§ **TASK OBJECTIVE**: Scan the records below and report how many lines include the string "title"; the number alone will do.

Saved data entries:
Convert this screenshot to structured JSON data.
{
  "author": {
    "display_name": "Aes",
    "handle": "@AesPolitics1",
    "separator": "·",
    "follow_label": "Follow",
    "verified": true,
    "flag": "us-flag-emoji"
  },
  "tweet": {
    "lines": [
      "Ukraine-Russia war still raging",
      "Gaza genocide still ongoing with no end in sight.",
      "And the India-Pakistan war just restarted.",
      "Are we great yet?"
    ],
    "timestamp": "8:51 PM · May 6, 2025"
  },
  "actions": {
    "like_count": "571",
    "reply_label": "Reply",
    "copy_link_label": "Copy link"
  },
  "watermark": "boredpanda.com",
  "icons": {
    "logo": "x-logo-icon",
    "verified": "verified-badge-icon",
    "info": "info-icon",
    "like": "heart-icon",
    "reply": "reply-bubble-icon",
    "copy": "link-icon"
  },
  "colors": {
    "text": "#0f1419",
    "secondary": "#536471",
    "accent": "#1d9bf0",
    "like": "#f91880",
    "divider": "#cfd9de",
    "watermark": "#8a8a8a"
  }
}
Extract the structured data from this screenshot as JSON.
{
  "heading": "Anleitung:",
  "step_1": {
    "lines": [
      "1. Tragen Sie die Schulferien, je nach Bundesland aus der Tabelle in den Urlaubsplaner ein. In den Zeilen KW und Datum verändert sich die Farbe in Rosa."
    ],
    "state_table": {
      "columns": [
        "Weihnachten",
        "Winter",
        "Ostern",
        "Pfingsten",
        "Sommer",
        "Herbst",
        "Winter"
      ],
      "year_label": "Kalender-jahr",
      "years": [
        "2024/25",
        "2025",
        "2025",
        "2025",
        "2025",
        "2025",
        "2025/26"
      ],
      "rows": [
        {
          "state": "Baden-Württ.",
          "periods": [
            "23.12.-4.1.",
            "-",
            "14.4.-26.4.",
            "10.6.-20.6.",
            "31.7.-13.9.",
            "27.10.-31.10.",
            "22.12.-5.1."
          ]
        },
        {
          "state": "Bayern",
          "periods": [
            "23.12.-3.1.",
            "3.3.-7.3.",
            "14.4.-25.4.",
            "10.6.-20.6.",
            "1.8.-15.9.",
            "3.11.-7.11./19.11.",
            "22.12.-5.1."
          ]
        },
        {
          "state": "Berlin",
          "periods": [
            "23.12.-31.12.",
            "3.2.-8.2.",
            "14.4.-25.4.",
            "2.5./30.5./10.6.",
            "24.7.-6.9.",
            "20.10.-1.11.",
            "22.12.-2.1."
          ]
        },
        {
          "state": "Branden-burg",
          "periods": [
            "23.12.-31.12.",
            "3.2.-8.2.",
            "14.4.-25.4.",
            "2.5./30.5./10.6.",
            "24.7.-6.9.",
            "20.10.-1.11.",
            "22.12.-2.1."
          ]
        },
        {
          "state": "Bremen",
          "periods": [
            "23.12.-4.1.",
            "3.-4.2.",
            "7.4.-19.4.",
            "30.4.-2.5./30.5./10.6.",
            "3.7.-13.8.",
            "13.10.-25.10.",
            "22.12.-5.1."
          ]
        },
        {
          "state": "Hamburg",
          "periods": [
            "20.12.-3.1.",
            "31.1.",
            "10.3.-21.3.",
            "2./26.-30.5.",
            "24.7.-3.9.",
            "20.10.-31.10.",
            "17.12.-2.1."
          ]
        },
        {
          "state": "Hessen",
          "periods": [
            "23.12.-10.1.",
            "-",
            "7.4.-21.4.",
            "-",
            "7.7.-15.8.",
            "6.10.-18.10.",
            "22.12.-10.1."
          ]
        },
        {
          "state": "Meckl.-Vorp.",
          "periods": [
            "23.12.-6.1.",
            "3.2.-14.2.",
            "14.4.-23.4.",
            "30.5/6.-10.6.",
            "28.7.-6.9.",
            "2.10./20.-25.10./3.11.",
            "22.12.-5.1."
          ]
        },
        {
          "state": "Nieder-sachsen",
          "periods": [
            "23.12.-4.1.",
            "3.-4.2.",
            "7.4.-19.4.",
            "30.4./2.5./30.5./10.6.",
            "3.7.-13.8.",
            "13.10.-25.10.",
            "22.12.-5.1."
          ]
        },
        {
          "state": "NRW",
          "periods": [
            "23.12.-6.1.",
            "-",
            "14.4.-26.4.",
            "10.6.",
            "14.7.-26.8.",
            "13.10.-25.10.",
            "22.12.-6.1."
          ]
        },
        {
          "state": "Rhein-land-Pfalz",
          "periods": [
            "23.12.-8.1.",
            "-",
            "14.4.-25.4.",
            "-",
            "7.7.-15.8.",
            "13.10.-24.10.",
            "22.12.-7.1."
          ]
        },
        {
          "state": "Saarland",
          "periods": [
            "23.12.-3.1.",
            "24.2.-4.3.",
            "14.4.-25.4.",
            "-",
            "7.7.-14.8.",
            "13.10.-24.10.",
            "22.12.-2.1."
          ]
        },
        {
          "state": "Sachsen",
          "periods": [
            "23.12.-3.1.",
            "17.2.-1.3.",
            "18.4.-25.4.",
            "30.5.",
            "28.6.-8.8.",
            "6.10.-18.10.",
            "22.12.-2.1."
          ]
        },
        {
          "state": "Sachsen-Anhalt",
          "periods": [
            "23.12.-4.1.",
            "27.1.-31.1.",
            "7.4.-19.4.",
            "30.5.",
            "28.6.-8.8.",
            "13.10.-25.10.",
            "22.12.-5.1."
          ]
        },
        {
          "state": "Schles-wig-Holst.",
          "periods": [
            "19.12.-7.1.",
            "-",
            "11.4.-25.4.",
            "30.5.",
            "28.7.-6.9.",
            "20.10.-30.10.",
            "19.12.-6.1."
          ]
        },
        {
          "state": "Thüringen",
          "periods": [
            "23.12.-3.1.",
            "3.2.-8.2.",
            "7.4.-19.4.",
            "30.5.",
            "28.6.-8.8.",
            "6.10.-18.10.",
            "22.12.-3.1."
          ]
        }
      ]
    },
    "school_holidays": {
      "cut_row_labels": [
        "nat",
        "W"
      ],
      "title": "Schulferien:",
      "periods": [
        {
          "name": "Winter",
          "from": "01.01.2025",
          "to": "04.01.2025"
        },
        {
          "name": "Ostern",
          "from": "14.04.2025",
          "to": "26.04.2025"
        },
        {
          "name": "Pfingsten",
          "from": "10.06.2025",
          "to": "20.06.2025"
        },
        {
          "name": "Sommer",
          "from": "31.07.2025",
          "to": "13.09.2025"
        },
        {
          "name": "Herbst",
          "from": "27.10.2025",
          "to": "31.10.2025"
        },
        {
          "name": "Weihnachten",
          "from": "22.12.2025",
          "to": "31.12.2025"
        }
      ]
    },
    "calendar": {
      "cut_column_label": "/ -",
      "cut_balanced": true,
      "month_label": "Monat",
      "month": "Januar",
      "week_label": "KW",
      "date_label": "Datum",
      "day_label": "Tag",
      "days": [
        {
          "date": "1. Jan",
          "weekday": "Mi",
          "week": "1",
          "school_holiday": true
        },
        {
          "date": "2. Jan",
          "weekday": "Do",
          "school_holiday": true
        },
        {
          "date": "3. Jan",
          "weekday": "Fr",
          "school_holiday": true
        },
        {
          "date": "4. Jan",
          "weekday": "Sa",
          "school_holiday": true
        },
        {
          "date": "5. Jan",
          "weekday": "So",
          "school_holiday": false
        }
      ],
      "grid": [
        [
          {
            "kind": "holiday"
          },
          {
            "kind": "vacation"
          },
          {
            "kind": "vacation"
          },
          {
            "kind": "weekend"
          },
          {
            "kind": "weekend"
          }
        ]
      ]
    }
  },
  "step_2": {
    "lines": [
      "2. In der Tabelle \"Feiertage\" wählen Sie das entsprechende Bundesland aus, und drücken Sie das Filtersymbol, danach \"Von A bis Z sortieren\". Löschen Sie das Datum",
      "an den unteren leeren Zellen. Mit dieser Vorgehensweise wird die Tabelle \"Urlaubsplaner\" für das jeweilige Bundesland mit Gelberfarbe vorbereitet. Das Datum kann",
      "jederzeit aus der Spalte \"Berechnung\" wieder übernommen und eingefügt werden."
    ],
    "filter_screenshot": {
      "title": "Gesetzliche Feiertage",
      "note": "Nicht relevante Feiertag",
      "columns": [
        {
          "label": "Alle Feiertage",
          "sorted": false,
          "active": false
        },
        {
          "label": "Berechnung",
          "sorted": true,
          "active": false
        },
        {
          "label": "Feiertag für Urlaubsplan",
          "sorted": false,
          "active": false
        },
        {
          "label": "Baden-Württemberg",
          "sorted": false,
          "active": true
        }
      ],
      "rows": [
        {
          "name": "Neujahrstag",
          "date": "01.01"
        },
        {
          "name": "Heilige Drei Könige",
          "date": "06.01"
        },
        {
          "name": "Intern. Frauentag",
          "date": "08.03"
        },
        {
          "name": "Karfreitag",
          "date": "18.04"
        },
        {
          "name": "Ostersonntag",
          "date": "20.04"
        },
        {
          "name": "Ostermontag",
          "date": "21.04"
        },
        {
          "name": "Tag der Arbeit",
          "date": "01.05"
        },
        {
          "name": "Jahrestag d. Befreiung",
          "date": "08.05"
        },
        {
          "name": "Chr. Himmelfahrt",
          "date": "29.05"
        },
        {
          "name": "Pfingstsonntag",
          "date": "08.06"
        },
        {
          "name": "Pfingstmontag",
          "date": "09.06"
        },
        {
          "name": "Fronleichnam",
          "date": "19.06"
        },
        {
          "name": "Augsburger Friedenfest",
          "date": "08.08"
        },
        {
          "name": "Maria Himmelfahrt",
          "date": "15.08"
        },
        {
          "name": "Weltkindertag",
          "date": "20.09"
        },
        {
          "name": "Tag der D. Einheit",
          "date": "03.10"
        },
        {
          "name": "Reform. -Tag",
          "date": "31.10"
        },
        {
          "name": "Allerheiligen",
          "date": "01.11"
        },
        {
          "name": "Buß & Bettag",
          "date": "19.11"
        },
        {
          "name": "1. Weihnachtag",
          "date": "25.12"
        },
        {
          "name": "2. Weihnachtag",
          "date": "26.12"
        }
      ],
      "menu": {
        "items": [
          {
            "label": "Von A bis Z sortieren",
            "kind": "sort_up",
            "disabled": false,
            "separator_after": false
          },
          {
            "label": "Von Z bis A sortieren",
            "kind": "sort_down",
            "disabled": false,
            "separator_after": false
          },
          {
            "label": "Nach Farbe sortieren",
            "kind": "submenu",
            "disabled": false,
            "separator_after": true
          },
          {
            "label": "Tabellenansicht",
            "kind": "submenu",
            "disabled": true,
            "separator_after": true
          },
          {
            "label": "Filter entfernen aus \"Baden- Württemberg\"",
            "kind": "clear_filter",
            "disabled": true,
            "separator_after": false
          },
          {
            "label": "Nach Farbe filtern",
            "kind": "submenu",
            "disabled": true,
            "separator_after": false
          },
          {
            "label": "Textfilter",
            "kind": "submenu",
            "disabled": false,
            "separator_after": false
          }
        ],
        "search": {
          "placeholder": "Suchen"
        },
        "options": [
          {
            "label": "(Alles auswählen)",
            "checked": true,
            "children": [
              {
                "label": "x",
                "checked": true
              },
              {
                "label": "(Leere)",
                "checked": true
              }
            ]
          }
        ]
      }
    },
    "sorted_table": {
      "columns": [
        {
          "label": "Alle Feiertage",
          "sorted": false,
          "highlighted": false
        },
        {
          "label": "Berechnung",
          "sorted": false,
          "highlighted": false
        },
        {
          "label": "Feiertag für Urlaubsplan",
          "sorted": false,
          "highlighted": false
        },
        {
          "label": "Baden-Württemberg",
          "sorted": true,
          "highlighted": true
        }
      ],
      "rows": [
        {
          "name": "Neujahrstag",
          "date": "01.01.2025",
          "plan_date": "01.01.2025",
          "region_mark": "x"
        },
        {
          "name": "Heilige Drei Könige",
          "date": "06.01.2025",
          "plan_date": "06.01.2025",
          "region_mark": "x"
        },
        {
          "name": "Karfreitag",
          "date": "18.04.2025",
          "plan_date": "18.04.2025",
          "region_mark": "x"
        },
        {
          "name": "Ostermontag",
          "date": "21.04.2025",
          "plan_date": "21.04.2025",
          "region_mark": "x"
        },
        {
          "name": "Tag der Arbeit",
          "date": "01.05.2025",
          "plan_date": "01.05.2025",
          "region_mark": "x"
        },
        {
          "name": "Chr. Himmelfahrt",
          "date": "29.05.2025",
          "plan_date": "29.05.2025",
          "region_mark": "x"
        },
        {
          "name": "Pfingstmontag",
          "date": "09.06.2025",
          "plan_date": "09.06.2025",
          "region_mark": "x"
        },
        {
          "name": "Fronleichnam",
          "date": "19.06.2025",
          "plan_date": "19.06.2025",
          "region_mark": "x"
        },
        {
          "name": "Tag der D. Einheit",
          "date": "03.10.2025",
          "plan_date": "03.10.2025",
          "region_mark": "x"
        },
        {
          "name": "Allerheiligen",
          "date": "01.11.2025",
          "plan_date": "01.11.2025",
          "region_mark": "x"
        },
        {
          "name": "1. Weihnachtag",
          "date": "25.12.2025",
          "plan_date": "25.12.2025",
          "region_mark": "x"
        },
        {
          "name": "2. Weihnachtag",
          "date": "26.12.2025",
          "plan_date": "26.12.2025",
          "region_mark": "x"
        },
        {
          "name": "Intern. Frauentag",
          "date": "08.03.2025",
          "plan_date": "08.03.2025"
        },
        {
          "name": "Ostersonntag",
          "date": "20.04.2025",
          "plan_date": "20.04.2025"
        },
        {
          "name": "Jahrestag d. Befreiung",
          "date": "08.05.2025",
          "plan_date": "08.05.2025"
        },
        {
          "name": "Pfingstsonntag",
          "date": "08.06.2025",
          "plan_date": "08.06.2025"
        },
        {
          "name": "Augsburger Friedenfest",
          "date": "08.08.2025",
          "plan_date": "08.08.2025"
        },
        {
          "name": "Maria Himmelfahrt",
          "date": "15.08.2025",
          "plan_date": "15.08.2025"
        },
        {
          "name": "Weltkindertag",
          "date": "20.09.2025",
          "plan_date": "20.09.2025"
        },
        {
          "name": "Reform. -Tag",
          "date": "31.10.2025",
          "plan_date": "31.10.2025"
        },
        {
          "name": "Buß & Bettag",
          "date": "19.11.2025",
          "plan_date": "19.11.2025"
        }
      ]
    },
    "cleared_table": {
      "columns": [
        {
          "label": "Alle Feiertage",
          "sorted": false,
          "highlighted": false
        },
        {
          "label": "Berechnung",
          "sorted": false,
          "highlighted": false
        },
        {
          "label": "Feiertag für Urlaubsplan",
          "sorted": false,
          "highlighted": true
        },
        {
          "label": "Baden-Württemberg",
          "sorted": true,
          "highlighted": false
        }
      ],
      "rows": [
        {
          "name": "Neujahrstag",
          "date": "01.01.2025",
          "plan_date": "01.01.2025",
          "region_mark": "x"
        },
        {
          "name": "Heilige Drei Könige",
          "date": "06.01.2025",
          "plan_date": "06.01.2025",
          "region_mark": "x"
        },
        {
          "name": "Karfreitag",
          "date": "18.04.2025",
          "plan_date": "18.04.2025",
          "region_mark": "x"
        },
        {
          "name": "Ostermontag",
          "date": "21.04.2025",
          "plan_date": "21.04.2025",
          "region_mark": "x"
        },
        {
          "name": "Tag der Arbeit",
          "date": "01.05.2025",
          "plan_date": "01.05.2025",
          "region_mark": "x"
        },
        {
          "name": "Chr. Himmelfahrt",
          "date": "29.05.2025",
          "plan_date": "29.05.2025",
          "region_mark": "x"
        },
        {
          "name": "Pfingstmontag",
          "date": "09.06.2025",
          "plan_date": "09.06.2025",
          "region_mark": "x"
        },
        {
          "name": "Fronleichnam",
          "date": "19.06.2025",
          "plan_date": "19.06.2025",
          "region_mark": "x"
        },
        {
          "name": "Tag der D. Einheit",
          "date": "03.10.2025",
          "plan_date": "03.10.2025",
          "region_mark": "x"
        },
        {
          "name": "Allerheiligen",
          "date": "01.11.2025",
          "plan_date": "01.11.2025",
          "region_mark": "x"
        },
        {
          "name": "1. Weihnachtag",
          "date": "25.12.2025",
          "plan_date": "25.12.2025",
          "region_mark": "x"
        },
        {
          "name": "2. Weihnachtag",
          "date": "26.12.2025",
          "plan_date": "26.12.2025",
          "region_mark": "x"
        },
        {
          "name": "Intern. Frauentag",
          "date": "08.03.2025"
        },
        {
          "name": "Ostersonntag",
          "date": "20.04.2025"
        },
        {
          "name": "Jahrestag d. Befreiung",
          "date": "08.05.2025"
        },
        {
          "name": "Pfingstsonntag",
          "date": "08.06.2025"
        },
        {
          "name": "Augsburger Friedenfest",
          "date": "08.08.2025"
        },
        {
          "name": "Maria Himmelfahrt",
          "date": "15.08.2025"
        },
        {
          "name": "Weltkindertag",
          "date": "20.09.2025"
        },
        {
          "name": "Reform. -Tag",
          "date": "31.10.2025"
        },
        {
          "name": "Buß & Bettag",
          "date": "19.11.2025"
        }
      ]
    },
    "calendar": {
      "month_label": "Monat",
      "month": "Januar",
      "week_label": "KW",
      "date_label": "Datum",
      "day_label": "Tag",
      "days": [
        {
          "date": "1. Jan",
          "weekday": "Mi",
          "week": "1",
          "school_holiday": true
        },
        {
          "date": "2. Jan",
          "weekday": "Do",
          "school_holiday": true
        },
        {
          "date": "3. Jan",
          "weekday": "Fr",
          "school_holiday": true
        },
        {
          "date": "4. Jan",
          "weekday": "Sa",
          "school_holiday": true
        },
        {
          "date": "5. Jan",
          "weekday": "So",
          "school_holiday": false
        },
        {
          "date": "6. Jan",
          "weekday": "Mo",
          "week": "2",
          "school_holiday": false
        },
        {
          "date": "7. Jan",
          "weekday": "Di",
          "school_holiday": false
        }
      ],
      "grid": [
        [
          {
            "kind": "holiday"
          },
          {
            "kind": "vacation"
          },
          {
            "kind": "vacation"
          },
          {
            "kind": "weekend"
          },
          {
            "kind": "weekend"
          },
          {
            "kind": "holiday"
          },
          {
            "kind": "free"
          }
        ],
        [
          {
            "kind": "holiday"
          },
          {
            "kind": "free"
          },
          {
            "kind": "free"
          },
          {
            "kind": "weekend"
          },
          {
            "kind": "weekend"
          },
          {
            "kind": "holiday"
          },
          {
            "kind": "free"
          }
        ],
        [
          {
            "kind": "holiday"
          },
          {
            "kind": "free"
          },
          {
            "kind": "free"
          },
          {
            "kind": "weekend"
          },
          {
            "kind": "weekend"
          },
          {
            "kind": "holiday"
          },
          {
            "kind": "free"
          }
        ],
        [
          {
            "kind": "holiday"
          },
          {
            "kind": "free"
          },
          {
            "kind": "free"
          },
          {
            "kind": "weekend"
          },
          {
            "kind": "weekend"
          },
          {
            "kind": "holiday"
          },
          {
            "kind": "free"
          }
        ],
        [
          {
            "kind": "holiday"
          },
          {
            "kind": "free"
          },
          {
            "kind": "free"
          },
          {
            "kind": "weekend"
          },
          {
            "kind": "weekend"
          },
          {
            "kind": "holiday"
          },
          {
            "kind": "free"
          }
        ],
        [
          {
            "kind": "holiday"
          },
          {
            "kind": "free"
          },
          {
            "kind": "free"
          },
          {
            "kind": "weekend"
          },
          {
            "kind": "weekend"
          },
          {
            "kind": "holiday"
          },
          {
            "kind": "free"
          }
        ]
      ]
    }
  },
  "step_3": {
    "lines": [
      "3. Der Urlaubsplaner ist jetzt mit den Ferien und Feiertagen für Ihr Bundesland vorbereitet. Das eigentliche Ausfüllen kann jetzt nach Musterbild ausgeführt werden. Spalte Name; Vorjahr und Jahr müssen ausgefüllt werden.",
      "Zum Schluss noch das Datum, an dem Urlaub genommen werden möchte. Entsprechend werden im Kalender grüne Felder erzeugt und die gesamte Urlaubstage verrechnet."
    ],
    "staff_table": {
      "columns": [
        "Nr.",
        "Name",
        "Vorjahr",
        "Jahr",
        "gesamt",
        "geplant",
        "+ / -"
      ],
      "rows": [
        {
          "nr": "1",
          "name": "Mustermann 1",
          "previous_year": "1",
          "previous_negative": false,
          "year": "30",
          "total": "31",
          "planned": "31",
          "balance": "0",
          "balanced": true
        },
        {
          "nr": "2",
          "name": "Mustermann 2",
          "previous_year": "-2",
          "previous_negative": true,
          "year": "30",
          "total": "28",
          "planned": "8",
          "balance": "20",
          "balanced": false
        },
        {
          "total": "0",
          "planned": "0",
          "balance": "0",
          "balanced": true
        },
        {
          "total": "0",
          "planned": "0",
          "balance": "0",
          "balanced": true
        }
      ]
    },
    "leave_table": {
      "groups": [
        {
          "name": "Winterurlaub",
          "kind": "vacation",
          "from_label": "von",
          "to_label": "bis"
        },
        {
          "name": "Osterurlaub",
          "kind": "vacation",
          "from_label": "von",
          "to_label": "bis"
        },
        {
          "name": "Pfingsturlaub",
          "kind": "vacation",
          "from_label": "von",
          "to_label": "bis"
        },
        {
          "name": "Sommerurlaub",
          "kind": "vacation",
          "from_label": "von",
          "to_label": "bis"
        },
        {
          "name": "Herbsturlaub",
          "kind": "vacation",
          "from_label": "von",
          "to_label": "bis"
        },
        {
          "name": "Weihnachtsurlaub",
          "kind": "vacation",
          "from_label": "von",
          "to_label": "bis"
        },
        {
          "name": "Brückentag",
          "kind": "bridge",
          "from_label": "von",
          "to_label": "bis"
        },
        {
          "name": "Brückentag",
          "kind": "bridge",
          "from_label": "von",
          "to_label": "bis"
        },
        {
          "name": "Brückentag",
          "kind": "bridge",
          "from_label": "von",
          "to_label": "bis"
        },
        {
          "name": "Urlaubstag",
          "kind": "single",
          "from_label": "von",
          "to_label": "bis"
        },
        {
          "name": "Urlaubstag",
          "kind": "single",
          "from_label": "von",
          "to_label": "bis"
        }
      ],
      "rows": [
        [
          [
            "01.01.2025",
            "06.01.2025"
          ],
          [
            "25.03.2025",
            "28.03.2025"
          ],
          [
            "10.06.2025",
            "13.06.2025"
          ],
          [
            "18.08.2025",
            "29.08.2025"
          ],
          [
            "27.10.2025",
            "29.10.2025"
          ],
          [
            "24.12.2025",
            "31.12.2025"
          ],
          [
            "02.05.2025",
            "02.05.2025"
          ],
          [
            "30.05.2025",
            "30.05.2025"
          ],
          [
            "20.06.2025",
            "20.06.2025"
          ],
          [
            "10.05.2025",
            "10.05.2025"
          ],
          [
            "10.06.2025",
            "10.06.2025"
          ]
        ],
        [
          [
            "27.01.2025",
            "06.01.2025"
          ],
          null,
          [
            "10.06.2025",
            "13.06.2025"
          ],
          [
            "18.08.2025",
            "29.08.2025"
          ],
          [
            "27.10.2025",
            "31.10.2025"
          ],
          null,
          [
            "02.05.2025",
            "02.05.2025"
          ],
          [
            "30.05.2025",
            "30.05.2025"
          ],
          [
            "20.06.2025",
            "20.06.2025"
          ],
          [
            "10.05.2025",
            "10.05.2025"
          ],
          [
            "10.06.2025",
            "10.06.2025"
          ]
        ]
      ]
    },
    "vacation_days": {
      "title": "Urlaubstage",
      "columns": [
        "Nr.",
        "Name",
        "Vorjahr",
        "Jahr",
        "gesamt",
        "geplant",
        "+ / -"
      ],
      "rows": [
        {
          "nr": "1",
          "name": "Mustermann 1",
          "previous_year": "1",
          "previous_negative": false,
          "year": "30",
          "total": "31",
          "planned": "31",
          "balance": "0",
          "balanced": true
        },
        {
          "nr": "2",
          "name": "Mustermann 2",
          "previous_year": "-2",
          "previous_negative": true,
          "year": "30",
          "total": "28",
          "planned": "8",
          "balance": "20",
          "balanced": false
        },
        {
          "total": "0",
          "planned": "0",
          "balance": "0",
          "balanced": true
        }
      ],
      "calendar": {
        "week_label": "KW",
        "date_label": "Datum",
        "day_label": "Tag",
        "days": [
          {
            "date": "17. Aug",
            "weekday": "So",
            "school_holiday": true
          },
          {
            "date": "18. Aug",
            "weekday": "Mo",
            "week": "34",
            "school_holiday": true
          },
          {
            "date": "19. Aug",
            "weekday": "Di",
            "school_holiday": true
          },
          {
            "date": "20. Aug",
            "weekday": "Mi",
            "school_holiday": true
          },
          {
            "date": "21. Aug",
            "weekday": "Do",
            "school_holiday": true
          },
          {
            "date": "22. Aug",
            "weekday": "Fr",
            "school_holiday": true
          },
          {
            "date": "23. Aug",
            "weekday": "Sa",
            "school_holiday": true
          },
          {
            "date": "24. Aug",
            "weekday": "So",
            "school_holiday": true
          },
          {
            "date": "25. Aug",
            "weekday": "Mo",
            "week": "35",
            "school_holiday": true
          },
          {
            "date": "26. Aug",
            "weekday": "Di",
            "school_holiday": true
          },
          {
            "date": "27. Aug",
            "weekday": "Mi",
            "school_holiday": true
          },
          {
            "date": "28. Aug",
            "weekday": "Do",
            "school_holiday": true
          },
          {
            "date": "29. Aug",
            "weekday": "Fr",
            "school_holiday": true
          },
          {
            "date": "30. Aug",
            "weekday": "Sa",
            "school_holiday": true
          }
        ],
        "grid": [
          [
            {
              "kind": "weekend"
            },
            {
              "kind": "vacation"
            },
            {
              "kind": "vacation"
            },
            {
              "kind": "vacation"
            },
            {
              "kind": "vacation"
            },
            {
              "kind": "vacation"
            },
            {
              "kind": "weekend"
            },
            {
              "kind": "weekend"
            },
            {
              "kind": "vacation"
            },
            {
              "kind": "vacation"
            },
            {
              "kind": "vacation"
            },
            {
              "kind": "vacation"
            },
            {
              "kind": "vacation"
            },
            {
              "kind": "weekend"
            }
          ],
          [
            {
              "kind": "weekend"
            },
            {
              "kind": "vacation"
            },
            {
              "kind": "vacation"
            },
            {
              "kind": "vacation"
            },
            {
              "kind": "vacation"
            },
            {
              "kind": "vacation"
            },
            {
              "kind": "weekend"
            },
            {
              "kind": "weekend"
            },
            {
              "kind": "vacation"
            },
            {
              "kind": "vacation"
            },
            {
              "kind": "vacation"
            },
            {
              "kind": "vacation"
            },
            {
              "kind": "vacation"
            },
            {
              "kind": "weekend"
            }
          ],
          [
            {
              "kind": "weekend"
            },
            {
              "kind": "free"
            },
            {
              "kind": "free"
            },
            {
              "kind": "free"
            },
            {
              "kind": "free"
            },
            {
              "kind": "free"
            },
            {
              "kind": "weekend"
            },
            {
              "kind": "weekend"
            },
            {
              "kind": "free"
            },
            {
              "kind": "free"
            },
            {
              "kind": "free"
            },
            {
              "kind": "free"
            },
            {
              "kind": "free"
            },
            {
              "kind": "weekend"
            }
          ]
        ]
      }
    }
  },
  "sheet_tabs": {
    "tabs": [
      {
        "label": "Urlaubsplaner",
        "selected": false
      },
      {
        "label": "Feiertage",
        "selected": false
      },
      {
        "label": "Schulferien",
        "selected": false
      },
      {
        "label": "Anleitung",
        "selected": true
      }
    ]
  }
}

§ **SOLUTION FOR THIS TASK**: 3